=== Begin Enclosure ===

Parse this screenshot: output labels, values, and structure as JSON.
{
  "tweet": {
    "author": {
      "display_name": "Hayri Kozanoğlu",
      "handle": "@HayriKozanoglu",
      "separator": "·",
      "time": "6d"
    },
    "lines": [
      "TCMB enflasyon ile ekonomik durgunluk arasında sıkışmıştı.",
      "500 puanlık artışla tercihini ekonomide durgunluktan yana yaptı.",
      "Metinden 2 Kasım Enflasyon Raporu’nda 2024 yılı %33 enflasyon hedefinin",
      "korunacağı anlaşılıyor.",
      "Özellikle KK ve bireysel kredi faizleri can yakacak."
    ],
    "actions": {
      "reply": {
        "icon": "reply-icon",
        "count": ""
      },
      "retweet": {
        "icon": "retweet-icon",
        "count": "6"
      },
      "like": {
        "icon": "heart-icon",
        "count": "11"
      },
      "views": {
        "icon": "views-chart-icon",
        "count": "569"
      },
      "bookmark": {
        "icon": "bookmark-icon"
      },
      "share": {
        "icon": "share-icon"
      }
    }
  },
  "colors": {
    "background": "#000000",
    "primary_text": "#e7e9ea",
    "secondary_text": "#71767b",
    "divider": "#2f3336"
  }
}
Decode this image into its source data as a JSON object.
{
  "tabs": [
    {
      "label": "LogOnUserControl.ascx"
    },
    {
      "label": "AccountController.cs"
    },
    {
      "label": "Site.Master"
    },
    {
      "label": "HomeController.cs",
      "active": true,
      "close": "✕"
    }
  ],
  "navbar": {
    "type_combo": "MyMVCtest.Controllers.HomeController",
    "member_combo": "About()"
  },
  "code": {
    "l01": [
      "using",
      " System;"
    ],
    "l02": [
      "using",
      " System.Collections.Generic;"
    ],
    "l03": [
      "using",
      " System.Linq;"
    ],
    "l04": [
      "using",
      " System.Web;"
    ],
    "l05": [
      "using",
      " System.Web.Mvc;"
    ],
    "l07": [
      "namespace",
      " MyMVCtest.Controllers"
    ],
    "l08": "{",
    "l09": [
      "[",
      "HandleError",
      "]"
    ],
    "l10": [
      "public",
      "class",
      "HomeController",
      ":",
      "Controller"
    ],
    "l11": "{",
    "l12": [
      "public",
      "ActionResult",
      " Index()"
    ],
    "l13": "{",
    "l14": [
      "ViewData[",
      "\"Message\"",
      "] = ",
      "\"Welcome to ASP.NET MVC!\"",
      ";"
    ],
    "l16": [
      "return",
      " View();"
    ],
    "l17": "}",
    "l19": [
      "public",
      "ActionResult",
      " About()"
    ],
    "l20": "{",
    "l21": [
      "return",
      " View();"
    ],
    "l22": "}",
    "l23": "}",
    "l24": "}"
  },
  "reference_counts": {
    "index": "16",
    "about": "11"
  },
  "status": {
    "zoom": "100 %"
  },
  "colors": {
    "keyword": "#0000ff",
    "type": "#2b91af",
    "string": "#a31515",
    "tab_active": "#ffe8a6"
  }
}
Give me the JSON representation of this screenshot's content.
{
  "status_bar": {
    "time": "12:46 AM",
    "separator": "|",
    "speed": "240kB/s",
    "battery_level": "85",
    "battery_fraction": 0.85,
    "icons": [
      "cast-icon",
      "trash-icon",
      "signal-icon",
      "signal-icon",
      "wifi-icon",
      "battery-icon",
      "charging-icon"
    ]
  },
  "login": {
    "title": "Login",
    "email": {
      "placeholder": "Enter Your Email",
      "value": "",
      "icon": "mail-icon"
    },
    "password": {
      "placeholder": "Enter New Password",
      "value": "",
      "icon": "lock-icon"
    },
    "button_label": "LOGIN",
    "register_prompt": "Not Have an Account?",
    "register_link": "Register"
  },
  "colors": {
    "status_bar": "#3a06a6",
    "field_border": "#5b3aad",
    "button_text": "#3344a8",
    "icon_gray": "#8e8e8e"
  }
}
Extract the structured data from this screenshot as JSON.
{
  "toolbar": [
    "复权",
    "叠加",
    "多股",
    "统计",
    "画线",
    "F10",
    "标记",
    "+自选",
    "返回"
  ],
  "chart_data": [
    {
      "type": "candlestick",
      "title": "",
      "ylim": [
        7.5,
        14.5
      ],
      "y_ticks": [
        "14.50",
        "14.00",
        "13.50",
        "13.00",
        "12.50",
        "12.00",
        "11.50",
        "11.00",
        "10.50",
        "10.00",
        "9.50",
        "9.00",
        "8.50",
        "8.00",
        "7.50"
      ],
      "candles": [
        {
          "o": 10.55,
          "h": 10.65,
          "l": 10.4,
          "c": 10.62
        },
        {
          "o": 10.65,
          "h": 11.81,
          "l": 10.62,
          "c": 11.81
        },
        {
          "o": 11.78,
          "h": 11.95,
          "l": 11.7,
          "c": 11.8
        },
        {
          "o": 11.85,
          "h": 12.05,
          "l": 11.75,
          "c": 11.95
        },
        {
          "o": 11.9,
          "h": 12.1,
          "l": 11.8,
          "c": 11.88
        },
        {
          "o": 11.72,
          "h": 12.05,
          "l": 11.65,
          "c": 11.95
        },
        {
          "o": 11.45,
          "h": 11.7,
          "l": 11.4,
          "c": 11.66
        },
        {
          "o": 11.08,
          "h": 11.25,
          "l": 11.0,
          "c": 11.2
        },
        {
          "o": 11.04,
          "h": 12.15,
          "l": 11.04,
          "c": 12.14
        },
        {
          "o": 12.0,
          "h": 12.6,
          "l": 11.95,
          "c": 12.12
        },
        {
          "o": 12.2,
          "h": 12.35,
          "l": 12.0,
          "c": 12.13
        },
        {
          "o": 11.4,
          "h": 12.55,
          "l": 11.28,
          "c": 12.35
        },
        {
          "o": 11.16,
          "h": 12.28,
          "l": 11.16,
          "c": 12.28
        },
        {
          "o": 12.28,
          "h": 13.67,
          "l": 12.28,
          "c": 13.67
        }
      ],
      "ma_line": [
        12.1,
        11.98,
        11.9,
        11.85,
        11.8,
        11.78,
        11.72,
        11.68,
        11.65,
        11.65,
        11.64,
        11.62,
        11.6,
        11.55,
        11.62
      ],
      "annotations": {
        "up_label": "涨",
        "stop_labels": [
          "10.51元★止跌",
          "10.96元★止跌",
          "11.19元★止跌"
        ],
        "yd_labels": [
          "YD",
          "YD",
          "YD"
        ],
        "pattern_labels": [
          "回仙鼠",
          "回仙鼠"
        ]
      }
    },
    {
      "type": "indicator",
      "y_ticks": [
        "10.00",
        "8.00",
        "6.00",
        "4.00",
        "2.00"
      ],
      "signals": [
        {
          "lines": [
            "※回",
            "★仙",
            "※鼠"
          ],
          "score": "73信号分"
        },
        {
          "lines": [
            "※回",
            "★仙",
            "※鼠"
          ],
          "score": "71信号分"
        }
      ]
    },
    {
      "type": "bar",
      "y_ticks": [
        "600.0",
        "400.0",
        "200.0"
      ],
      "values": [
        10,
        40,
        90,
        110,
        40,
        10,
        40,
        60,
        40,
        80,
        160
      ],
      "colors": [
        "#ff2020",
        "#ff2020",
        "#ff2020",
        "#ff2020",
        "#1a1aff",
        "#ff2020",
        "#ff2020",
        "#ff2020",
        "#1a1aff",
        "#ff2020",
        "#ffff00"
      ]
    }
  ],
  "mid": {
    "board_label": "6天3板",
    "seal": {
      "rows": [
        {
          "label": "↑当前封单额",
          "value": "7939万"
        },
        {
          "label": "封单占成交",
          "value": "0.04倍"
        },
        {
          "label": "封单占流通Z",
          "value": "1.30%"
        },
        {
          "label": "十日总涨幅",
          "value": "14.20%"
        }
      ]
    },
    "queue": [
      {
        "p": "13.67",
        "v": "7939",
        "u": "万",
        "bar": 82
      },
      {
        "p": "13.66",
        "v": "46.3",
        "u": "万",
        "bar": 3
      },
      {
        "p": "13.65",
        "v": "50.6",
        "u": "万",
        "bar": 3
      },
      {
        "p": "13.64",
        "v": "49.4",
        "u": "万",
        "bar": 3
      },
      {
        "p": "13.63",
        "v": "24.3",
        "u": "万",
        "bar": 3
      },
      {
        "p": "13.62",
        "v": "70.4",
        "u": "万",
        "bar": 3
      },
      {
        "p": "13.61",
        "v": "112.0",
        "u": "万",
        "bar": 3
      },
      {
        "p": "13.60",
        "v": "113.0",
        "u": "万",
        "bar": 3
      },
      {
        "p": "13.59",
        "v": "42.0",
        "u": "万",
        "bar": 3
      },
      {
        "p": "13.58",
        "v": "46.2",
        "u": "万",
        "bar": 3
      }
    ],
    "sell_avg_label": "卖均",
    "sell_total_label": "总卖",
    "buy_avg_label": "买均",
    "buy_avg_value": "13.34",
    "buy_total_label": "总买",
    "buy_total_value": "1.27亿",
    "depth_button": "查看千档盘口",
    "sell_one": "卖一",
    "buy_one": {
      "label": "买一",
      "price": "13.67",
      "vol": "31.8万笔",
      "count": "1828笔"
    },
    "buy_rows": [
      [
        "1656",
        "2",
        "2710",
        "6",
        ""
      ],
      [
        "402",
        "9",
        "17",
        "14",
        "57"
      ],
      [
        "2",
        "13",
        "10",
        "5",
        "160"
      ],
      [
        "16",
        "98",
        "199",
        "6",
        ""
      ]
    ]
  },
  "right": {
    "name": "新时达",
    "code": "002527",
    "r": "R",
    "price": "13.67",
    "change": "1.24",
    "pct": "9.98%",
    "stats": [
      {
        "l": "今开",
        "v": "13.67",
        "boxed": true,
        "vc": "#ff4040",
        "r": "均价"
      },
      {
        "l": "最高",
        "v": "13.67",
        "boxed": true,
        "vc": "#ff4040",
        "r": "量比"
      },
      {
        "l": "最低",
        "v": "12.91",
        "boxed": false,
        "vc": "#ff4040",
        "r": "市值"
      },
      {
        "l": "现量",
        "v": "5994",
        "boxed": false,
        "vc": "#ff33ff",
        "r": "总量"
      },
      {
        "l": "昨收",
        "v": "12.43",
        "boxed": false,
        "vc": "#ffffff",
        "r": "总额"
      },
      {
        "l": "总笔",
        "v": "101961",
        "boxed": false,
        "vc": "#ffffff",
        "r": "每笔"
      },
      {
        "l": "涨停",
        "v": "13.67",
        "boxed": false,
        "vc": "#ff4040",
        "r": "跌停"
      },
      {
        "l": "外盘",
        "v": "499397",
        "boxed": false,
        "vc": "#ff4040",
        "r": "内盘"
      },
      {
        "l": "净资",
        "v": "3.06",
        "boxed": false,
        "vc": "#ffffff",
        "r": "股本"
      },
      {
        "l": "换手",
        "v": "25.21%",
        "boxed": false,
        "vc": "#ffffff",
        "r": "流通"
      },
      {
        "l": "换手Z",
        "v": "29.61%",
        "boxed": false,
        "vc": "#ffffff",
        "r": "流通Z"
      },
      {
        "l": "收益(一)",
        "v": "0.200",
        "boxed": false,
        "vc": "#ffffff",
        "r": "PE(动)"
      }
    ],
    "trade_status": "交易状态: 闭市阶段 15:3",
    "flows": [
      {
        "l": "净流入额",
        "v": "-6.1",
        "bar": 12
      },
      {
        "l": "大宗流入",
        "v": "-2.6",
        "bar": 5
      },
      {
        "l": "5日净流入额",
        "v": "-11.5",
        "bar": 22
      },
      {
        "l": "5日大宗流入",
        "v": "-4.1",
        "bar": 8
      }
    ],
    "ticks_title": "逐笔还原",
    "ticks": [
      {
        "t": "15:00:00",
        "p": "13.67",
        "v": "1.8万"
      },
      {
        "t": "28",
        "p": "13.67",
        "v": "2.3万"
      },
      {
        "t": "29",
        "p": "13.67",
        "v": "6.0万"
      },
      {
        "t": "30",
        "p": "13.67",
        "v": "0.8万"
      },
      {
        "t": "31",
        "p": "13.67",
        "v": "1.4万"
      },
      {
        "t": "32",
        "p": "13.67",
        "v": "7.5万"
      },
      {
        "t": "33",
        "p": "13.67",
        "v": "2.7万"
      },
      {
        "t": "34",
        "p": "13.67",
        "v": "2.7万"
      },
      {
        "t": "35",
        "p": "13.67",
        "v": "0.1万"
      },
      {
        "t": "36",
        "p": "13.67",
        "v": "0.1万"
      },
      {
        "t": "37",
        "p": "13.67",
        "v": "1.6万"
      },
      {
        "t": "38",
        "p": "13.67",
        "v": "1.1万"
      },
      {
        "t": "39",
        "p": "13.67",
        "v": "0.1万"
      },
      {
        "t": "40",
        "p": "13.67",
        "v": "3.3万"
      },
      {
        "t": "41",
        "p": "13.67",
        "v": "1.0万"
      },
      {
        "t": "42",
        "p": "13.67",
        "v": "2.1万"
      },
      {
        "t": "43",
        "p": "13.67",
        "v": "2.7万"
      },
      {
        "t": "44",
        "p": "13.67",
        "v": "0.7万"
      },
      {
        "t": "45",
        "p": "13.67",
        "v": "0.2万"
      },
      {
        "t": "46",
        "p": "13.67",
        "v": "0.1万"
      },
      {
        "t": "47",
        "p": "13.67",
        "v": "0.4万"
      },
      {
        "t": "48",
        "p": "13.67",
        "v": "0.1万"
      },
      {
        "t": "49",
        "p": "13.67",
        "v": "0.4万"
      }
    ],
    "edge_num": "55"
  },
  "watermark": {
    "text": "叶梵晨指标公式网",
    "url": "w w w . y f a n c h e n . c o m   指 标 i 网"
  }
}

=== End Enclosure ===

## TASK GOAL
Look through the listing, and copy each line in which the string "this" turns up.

## WRITTEN SOLUTION
Parse this screenshot: output labels, values, and structure as JSON.
Decode this image into its source data as a JSON object.
Give me the JSON representation of this screenshot's content.
Extract the structured data from this screenshot as JSON.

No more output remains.